By identifying early signs of disability in young children, our team can reduce and even remove the effects of the disability through speech and physiotherapy, the provision of special educational support, and advice and guidance to the family. We also work to raise general awareness for villagers regarding preventative measures and general child health.
In 2017 we created a second Early Intervention Centre at the far end of the Shimla Bypass Road. We visited this centre in 2019 and were really pleased to see how well it is going.
We help children like Abdul Rehman, above, a five year old boy with cerebral palsy. Abdul wasn’t able to sit, but thanks to regular physiotherapy can now sit with support and attends the local nursery (anganwadi). Without REGE’s Disabled Children’s Project, Abdul and many others like him would face a life confined to bed.
Mobile Out Reach Project
This is one of our newest ventures which supports those families in more remote areas of North India.
In the remote areas of Uttarakhand, services for the intellectually disabled are practically non–existent. Therefore after a couple of pilot projects in these remote areas, we have decided to establish a Mobile Outreach Programme in the i6 blocks of Dehradun where facilities related to disability are either non existent or are highly inadequate.
A team of 2 Special Educators have been assigned this project. We have worked with the Samvedna Project (Associated with Landour Community Hospital, Mussoorie) in the following ways:-
Training their volunteers (15) to identify special needs.
Assisting with assessment of children; some come to the centre but most are based in nearby villages and the volunteer goes to the village.
Volunteers are being taught how to draw up IEPs.
We suggest activities for the goals selected.
We are now starting to visit children in the Anganwadis and primary schools that the children are attending.
We have also assisted with assessment at certification camps

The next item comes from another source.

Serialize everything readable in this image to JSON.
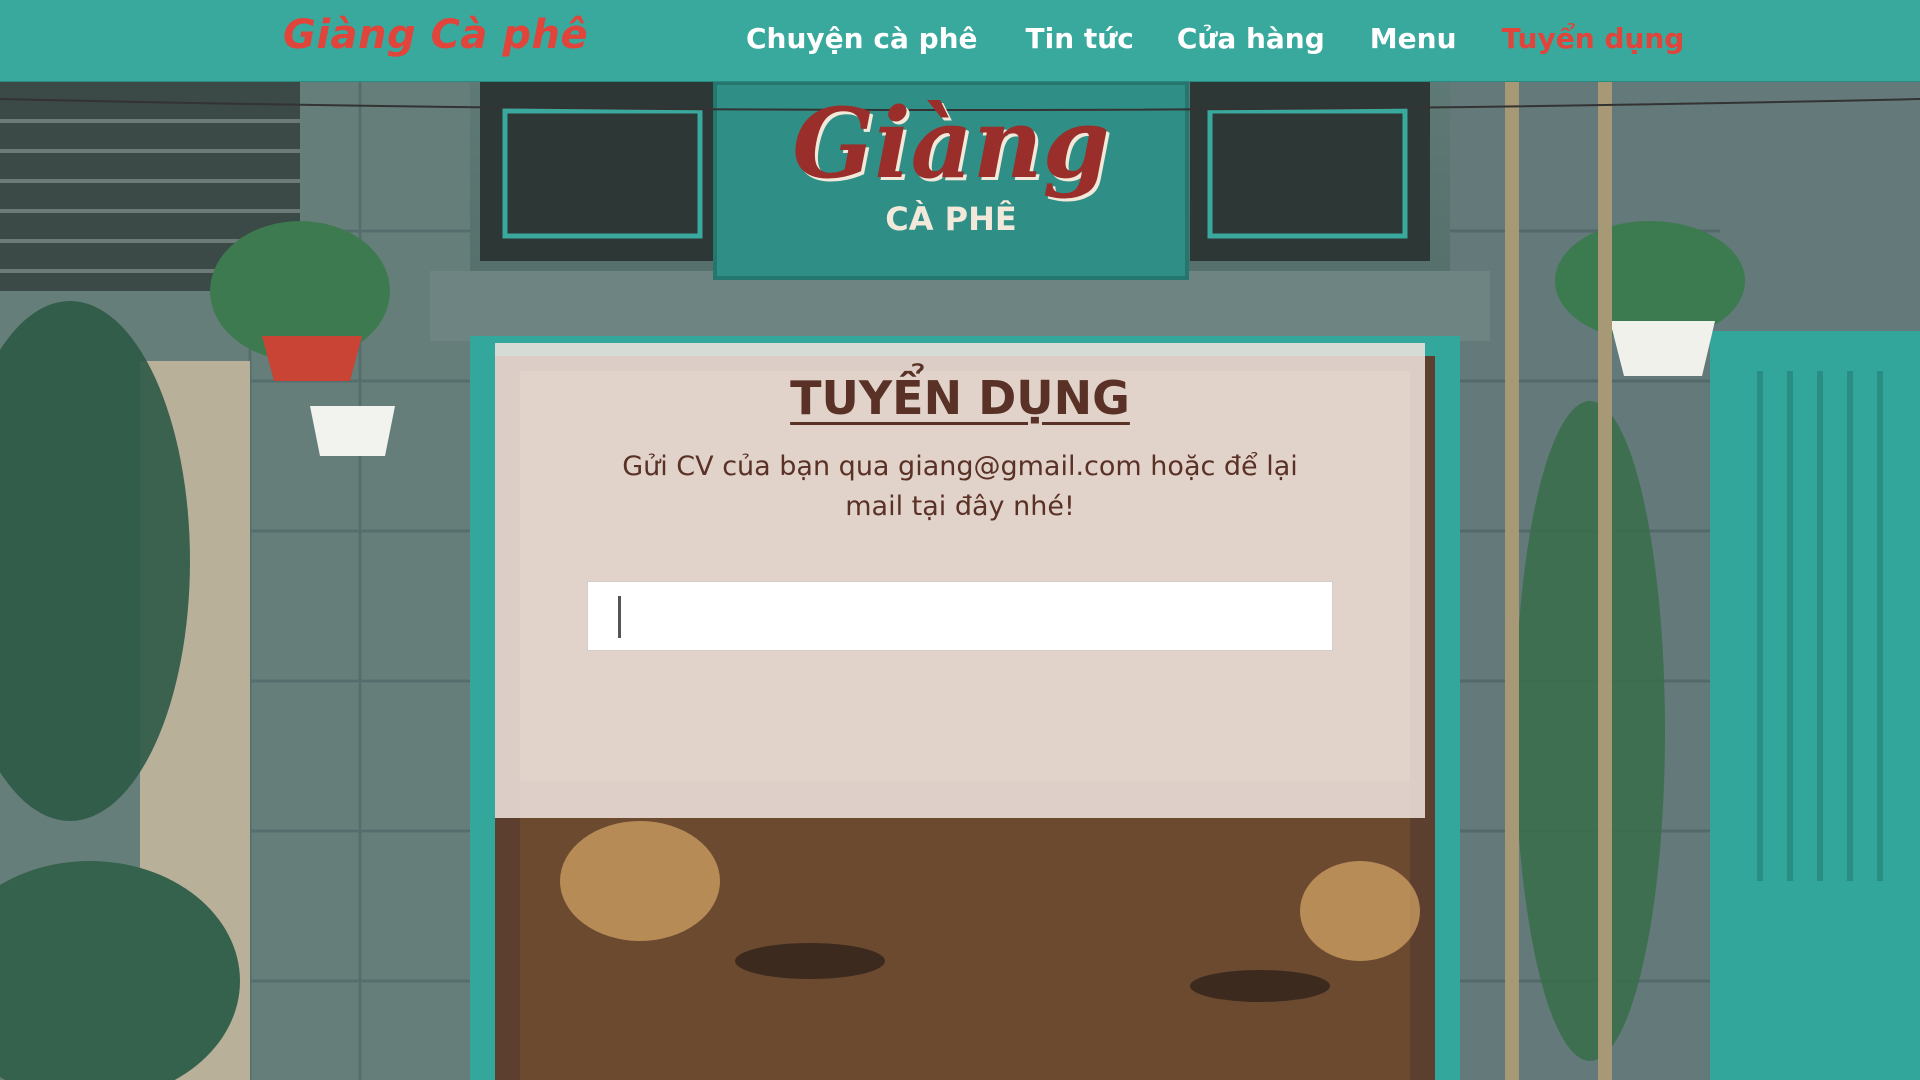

We are keen to continue working with this project and it is likely that in the next year we will need to make 6-7 visits. It is likely that we will cover 30-35 children over the coming year.